In my reading about watches I learned that the wrist watch was the product of war. Pocket watches were worn in elaborate straps to hold them on the wrist. Timing was critical and who had radios...let alone a mobile phone! One thing lead to another. It became customary to engrave the back of the watch one's name and service. A form of current day dog tags which were not mandated until 1916 by the US Army. The tradition continued, even after dog tags were introduced, to engrave the back of a watch with the details of the owner. All of this investigation and the discovery of my Grandfather's "very" engraved watch connected a few dots. When my mother gave me my "lifetime watch", she lamented the store would not engrave my watch. Makes me wonder how Joanne Woodward had "Drive Carefully - Me" on the back of her betrothed's watch?
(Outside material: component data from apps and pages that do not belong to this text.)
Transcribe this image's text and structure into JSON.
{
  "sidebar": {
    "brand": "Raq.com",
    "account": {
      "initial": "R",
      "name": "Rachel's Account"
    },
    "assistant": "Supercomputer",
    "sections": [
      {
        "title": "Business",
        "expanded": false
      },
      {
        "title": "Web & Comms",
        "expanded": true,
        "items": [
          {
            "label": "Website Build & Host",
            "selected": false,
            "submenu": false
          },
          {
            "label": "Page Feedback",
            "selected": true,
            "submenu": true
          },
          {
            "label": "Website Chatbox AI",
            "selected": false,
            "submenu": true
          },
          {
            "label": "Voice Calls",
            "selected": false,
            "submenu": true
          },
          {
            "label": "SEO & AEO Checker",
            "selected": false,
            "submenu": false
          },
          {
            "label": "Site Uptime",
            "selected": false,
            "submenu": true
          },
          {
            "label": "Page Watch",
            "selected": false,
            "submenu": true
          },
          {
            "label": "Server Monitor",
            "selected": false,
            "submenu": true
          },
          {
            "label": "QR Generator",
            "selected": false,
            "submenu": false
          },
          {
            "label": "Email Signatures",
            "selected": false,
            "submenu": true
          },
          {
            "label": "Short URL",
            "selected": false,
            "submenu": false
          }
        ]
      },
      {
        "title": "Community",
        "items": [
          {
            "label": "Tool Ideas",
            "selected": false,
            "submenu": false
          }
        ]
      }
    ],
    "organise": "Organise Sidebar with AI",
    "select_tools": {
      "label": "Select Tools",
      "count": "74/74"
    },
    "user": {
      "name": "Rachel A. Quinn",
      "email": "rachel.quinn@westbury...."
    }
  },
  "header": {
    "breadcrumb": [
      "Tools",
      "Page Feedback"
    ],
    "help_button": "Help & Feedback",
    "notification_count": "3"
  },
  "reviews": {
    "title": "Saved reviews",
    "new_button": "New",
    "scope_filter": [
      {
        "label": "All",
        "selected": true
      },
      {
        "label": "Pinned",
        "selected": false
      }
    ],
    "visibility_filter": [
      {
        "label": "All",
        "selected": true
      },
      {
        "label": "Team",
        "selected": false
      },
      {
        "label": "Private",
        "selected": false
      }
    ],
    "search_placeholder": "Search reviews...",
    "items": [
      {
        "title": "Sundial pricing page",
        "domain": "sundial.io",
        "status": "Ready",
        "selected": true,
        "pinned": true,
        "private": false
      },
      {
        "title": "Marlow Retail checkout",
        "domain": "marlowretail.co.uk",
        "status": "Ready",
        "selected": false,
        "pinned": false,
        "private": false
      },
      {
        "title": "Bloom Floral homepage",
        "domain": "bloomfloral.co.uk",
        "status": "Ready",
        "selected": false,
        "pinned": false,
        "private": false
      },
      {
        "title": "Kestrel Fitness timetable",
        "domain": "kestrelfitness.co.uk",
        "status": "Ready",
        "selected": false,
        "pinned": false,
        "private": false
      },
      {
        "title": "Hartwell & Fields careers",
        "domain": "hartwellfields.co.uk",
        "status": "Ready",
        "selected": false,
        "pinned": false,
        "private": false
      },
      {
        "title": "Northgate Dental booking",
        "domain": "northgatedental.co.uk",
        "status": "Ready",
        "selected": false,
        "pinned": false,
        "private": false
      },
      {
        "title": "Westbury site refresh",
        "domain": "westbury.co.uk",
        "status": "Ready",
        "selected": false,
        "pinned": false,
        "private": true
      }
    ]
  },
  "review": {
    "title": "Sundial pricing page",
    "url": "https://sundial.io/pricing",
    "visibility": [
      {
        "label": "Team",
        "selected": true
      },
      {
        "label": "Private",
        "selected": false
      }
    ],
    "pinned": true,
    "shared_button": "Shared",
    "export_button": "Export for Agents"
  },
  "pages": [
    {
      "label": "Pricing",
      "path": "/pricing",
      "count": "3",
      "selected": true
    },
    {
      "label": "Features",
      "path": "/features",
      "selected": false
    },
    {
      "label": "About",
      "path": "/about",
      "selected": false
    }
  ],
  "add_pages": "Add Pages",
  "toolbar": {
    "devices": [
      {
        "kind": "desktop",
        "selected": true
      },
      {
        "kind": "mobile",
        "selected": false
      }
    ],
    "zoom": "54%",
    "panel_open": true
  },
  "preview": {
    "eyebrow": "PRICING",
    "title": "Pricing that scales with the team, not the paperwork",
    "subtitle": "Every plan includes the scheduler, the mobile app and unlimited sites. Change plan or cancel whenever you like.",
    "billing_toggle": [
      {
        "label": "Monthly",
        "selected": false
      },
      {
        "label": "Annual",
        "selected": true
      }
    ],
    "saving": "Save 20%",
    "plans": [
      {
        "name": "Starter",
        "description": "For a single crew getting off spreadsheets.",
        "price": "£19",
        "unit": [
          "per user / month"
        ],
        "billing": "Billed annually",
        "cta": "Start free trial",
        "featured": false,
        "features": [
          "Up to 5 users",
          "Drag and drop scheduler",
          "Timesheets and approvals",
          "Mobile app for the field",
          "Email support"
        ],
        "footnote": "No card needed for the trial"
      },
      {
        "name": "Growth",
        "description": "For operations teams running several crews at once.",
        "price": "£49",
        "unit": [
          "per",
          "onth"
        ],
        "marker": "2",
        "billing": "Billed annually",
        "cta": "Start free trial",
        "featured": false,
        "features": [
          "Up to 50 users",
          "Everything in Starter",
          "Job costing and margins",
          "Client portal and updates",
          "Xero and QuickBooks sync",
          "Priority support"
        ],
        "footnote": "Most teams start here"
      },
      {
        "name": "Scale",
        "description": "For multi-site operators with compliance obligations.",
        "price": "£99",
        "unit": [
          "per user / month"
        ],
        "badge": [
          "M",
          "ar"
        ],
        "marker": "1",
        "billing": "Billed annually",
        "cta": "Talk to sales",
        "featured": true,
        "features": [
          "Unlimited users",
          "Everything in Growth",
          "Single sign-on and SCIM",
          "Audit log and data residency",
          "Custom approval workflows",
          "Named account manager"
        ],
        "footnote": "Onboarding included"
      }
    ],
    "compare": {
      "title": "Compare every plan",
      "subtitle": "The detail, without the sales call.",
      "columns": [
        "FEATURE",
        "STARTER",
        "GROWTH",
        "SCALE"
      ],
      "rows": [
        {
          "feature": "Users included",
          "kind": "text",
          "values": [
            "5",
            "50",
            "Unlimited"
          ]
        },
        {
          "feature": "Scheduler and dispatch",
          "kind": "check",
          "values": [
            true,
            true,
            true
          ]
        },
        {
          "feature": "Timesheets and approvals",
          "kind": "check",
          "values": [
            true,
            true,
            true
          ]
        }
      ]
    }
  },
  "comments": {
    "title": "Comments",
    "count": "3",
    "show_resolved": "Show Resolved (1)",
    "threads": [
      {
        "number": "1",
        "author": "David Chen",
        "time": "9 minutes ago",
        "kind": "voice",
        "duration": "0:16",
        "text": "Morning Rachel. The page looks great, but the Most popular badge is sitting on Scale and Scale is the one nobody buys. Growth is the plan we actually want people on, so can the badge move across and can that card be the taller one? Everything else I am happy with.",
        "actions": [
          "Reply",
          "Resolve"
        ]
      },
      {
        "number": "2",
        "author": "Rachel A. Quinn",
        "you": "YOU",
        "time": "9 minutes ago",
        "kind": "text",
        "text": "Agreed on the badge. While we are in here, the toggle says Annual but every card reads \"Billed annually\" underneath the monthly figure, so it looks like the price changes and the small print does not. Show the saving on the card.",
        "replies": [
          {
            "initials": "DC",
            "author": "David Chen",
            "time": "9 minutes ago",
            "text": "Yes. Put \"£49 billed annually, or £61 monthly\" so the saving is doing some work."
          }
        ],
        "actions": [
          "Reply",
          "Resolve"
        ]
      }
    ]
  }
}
The watch belonged to my Grandfather. My daughter now occasionally dawns this watch with a tired alligator band for nice occasions. I recall with some humor and dismay that she announced the watch was "broken" because it would not run. That was rectified once I explained to her how to wind a watch. Imagine!
As for the watch itself, not much is known. Google searches have not yielded any specific details for this novice watch collector. Girard Perregaux was a quality Swiss watch maker unlike Rolex which contracted others to make their watches of the same era.
A new alligator band would freshen up this watch. It is too small for a man to wear today and looks best on a woman. Tastes have changed. Perhaps someday it will be worn with family pride.
Better photos to come, but for now, this is a start.